The exact cause of eczema is unknown, but the condition is more common in children with allergies or a family history of allergies. Sometimes children with eczema also have asthma. If your child has eczema, it does not mean they have a food allergy. 

Symptoms of eczema include:

  • Itchy skin
  • Bumps
  • Skin color changes- skin can either become lighter or darker in areas of eczema

Eczema usually shows up differently depending on a child’s age:

  • Infants/small children usually have symptoms on the front of the arms and legs, the scalp and the face.
  • Older children typically experience symptoms in the creases of the elbows and knees, sides of the neck.

How is Eczema Treated?

If not treated, bad eczema can cause scarring. The foundation of eczema treatment is returning moisture to the skin.

Treatment plans for eczema should include the following:

Avoid triggers 

Eczema triggers may include:

  • scented soaps
  • detergents
  • fabric softeners and dryer sheets
  • heat and sweating
  • dry air
  • temperature changes
  • perfumes
  • wool/polyester

Moisturize

At least twice per day with a thick, oily unscented moisturizer. We recommend using:

  • Eucerin
  • Aveno
  • Vanicream
  • Aquaphor

Moisturize after bath time, applying moisturizer while the skin is still damp to seal in moisture.

Topical steroids

Steroid creams can be used for flare ups and extreme itching for a short period time along with regular moisturizing
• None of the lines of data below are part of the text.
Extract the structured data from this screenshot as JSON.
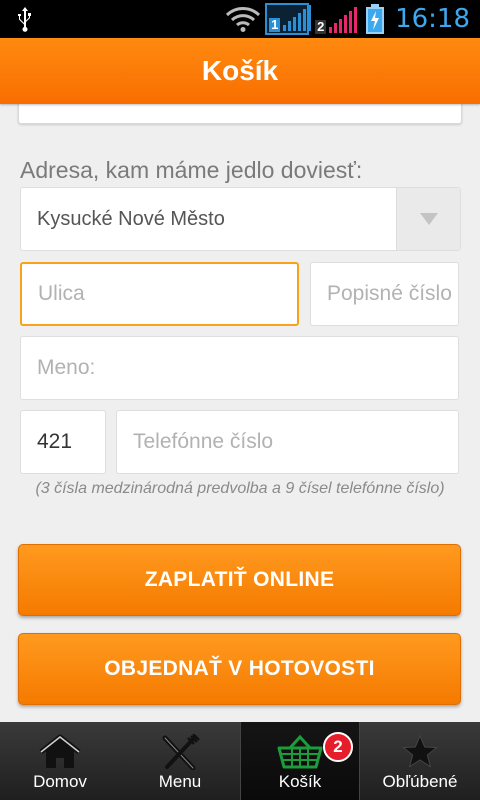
{
  "status_bar": {
    "time": "16:18",
    "sim1_number": "1",
    "sim2_number": "2",
    "icons": [
      "usb-icon",
      "wifi-icon",
      "signal-sim1-icon",
      "signal-sim2-icon",
      "battery-charging-icon"
    ],
    "colors": {
      "time": "#3ea8ef",
      "sim1": "#2b8fd6",
      "sim2_bars": "#e6296f"
    }
  },
  "header": {
    "title": "Košík",
    "color": "#f97a05"
  },
  "form": {
    "section_label": "Adresa, kam máme jedlo doviesť:",
    "city_select": {
      "value": "Kysucké Nové Město",
      "icon": "chevron-down-icon"
    },
    "street": {
      "placeholder": "Ulica",
      "value": ""
    },
    "house_number": {
      "placeholder": "Popisné číslo",
      "value": ""
    },
    "name": {
      "placeholder": "Meno:",
      "value": ""
    },
    "phone_prefix": {
      "value": "421"
    },
    "phone_number": {
      "placeholder": "Telefónne číslo",
      "value": ""
    },
    "helper_text": "(3 čísla medzinárodná predvolba a 9 čísel telefónne číslo)"
  },
  "actions": {
    "pay_online_label": "ZAPLATIŤ ONLINE",
    "cash_order_label": "OBJEDNAŤ V HOTOVOSTI",
    "accent_color": "#f8860e"
  },
  "bottom_nav": {
    "items": [
      {
        "label": "Domov",
        "icon": "home-icon"
      },
      {
        "label": "Menu",
        "icon": "fork-knife-icon"
      },
      {
        "label": "Košík",
        "icon": "basket-icon",
        "badge": "2",
        "active": true
      },
      {
        "label": "Obľúbené",
        "icon": "star-icon"
      }
    ]
  }
}
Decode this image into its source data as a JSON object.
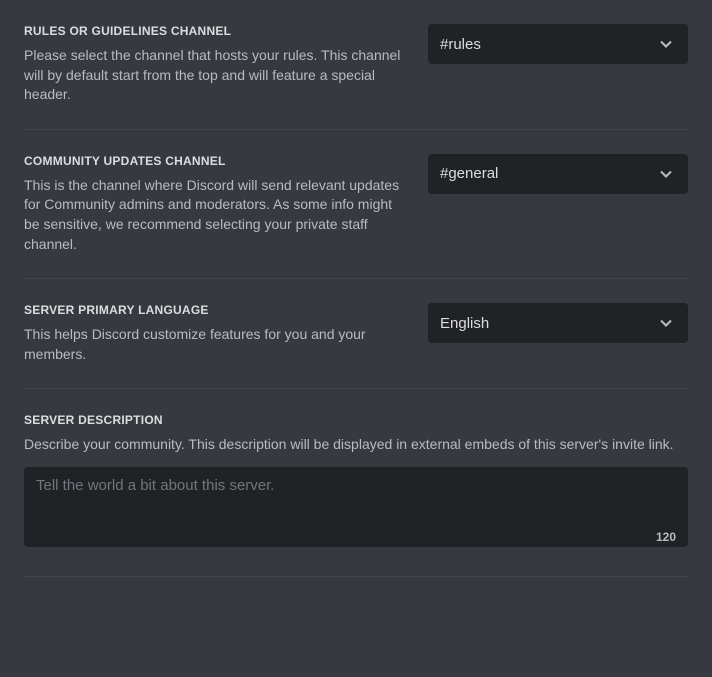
{
  "sections": {
    "rules": {
      "title": "Rules or Guidelines Channel",
      "description": "Please select the channel that hosts your rules. This channel will by default start from the top and will feature a special header.",
      "value": "#rules"
    },
    "updates": {
      "title": "Community Updates Channel",
      "description": "This is the channel where Discord will send relevant updates for Community admins and moderators. As some info might be sensitive, we recommend selecting your private staff channel.",
      "value": "#general"
    },
    "language": {
      "title": "Server Primary Language",
      "description": "This helps Discord customize features for you and your members.",
      "value": "English"
    },
    "desc": {
      "title": "Server Description",
      "description": "Describe your community. This description will be displayed in external embeds of this server's invite link.",
      "placeholder": "Tell the world a bit about this server.",
      "charLimit": "120"
    }
  }
}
Other Treatment Options

Alternative eczema treatments include:

  • Light therapy
  • Medicines that change the immune system 
  • Antihistamines like claritin and zyrtec can help if eczema is associated with allergies but usually does not help itching

Check in with K if…

  • You have general questions about your child’s condition
  • You want general followup for your child
  • You have questions about supportive care
  • Your child’s symptoms don’t go away after treatment but are not alarming

See a doctor in person if…

  • Eczema is not improving or worsens despite treatment
  • Rash become painful or looks infected
  • Eczema seems to worsen in association with specific food
K Health articles are all written and reviewed by MDs, PhDs, NPs, or PharmDs and are for informational purposes only. This information does not constitute and should not be relied on for professional medical advice. Always talk to your doctor about the risks and benefits of any treatment.

David Shafran, MD

Dr. Shafran is a board-certified pediatrics physician. He joins K Health from the Cleveland Clinic, where he led a pediatrics practice and completed a fellowship in transplant ethics. He has completed multiple fellowships, including one in pediatric nephrology at Rainbow, Babies & Children's University Hospitals. He received his medical degree from the Sackler School of Medicine in Tel Aviv and completed his medical residency at the Jacobi Medical Center.